“While I share the concern over the very serious allegations against some UNRWA staff, Norway has decided to continue its funding.
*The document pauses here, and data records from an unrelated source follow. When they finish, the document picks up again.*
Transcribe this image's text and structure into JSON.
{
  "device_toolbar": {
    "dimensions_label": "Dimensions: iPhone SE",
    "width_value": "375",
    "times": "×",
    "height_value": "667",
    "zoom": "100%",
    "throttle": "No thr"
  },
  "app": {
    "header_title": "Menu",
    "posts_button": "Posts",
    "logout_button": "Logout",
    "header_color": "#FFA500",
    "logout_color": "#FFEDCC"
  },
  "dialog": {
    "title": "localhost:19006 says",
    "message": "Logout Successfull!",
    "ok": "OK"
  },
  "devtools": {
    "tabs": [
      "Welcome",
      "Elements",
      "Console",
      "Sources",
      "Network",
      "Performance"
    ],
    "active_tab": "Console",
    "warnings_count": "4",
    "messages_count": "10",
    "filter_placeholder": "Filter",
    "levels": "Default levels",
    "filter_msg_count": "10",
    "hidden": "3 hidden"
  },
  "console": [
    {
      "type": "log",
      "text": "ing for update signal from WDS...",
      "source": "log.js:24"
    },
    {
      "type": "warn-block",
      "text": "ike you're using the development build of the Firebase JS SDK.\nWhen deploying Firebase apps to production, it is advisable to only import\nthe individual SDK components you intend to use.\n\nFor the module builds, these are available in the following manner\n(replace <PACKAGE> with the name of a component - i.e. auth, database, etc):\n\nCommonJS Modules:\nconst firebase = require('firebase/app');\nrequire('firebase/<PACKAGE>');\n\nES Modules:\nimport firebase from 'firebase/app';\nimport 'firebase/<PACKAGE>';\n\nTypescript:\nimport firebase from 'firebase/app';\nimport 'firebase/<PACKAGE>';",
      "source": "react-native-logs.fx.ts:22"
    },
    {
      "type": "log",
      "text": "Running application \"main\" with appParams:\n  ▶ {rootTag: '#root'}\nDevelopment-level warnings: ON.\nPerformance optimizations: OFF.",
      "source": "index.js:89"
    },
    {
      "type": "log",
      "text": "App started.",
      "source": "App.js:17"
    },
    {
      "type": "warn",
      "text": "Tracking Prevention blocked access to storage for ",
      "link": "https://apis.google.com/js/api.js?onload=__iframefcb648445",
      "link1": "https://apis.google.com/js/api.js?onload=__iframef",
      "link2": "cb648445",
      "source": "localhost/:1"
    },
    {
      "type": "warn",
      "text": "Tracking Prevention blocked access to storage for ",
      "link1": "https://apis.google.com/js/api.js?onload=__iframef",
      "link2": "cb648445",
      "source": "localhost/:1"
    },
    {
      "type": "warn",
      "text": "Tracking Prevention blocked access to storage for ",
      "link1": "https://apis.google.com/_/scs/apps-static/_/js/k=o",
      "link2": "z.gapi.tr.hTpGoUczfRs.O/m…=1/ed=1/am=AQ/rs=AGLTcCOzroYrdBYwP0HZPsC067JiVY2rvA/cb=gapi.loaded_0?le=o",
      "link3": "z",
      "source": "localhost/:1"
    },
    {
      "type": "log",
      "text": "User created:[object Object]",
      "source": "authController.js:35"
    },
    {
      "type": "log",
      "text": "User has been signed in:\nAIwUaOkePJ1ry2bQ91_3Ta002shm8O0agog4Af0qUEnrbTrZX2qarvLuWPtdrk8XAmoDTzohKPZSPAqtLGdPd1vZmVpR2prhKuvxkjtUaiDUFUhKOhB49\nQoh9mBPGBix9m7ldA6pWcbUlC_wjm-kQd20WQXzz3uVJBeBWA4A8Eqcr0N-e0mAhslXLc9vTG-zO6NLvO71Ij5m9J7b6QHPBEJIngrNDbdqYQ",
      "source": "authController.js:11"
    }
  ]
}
UNRWA is a lifeline for millions of people in deep distress in Gaza as well as in the wider region,” Norwegian Foreign Minister Espen Barth Eide said on X, formerly Twitter.

Israel has been strongly critical of the United Nations and in particular Guterres since early in the war.

Israel’s then foreign minister Eli Cohen said on Nov. 14 that Guterres was not fit to head the organisation, saying he had not done enough to condemn Hamas and was too close to Iran.

UNRWA was set up to help refugees of the war at Israel’s founding in 1948 and provides education, health and aid services to them in Gaza, the West Bank, Jordan, Syria and Lebanon.

A truck, marked with United Nations Relief and Works Agency (UNRWA) logo, crosses into Egypt from Gaza, at the Rafah border crossing between Egypt and the Gaza Strip, during a temporary truce between Hamas and Israel, in Rafah, Egypt, November 27, 2023. REUTERS/Amr Abdallah Dalsh